Search the data for the word "Console" and copy out every line that has it.
== SOURCE RECORDS ==
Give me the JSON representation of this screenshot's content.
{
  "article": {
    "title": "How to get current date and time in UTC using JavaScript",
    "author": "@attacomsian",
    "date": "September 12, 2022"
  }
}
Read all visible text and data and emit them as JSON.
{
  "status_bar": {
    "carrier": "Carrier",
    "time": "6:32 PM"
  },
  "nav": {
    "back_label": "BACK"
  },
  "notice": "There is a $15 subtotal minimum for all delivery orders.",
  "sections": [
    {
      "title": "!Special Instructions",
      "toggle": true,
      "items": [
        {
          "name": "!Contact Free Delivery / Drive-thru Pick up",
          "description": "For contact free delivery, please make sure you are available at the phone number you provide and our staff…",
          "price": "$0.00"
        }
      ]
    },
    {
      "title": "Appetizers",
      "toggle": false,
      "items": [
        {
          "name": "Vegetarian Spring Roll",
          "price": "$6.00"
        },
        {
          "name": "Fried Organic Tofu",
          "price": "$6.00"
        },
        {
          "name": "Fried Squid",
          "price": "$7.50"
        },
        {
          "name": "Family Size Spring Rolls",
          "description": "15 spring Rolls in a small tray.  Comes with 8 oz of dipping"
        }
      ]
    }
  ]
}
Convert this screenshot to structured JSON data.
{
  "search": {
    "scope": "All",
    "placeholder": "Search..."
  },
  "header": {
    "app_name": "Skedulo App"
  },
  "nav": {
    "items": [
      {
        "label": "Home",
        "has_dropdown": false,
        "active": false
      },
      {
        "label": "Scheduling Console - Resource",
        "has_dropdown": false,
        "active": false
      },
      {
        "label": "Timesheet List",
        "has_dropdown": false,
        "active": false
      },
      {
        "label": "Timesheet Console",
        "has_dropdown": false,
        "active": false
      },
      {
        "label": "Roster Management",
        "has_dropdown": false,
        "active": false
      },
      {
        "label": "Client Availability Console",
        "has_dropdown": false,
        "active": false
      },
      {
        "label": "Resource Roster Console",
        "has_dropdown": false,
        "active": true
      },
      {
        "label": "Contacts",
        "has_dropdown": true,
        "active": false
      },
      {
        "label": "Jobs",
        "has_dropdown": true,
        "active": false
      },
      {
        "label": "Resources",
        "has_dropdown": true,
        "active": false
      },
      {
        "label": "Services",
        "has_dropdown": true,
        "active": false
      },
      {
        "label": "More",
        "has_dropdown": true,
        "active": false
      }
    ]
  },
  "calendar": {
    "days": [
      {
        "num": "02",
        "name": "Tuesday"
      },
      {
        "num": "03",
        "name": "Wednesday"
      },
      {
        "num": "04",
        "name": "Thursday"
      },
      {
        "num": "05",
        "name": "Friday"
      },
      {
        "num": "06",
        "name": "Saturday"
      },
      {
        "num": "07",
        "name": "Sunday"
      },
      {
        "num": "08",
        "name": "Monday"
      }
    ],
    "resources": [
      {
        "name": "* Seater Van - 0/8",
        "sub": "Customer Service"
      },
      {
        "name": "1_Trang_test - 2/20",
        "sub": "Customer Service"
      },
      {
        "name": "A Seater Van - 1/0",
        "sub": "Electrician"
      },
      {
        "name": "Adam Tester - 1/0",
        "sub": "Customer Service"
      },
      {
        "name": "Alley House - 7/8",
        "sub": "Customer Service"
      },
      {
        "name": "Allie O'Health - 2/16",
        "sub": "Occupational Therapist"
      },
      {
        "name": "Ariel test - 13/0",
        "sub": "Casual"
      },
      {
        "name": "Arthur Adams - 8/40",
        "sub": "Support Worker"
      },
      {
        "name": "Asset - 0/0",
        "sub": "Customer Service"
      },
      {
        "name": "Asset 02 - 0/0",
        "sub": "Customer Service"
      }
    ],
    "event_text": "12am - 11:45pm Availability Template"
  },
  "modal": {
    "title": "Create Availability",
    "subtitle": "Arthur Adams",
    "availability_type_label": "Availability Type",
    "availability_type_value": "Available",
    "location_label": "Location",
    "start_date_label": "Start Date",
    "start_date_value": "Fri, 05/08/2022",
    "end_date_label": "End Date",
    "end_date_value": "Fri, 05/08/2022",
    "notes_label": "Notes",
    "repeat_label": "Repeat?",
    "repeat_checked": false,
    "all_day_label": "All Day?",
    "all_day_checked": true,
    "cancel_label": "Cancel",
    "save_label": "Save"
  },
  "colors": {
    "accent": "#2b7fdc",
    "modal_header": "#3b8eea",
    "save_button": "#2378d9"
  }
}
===
### [SOLUTION]
        "label": "Scheduling Console - Resource",
        "label": "Timesheet Console",
        "label": "Client Availability Console",
        "label": "Resource Roster Console",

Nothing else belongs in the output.